Psychologists try to learn how to spot a liar
"Is he lying?" Odds are, you'll never know. Although people have been communicating with one another for tens of thousands of years, more than 3 decades of psychological research have found that most individuals are abysmally poor lie detectors. In the only worldwide study of its kind, scientists asked more than 2,000 people from nearly 60 countries, "How can you tell when people are lying?" From Botswana to Belgium, the number-one answer was the same: Liars avert their gaze.

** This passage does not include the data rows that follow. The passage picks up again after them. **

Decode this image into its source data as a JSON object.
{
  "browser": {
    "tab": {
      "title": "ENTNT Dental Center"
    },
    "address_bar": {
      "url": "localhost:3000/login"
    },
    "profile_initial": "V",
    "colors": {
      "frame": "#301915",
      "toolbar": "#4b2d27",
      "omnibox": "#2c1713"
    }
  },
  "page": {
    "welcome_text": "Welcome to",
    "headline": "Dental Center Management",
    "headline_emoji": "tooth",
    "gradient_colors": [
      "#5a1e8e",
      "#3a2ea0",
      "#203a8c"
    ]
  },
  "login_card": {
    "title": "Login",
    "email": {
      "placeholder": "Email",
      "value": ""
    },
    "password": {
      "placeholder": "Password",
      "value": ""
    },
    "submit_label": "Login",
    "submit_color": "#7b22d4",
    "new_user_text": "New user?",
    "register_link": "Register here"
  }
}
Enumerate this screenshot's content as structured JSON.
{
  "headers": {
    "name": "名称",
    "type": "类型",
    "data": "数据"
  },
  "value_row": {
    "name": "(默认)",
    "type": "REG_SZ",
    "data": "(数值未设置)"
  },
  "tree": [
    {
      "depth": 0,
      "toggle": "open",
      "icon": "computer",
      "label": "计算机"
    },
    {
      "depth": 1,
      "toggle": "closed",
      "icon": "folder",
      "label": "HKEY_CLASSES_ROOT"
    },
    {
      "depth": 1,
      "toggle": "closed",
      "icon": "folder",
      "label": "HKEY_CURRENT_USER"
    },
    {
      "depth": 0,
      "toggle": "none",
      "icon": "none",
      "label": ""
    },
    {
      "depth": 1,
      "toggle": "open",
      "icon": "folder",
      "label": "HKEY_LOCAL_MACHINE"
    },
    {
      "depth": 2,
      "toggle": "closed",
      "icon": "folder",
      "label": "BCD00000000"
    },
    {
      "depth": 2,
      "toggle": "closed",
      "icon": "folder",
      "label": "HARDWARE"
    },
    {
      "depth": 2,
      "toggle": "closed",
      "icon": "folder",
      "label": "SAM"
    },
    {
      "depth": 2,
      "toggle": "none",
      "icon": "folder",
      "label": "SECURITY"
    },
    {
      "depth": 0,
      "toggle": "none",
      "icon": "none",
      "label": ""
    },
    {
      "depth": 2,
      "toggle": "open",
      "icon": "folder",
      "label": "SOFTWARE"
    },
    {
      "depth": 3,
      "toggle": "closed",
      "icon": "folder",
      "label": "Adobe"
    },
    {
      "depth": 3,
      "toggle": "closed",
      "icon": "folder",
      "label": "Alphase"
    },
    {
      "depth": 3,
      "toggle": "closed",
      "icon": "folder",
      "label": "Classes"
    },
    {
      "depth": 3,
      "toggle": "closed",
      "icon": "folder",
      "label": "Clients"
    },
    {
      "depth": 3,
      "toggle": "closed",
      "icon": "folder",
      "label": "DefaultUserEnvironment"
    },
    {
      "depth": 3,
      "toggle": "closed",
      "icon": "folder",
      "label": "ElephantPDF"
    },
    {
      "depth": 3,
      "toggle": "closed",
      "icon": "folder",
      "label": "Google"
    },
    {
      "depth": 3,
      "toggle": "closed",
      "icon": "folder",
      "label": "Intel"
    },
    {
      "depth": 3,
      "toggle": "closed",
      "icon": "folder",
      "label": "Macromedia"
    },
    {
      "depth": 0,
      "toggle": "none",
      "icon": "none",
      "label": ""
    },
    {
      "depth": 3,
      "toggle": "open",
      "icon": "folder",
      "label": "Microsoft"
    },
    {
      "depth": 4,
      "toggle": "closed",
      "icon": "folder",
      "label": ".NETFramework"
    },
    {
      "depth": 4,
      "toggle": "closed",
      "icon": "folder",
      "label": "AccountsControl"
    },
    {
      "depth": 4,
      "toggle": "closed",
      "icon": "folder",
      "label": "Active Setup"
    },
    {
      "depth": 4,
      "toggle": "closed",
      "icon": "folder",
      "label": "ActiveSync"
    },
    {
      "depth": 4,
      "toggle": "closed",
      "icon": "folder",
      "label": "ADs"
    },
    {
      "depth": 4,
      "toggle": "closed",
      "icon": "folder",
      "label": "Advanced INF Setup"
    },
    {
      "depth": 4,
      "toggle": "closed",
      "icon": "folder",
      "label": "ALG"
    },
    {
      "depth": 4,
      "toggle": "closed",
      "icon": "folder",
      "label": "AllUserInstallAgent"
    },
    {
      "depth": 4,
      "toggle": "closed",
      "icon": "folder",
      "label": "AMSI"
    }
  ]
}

"This is . . . the most prevalent stereotype about deception in the world," says Charles Bond of Texas Christian University in Fort Worth, who led the research project. And yet gaze aversion, like other commonly held stereotypes about liars, isn't correlated with lying at all, studies have shown. Liars don't shift around or touch their noses or clear their throats any more than truth te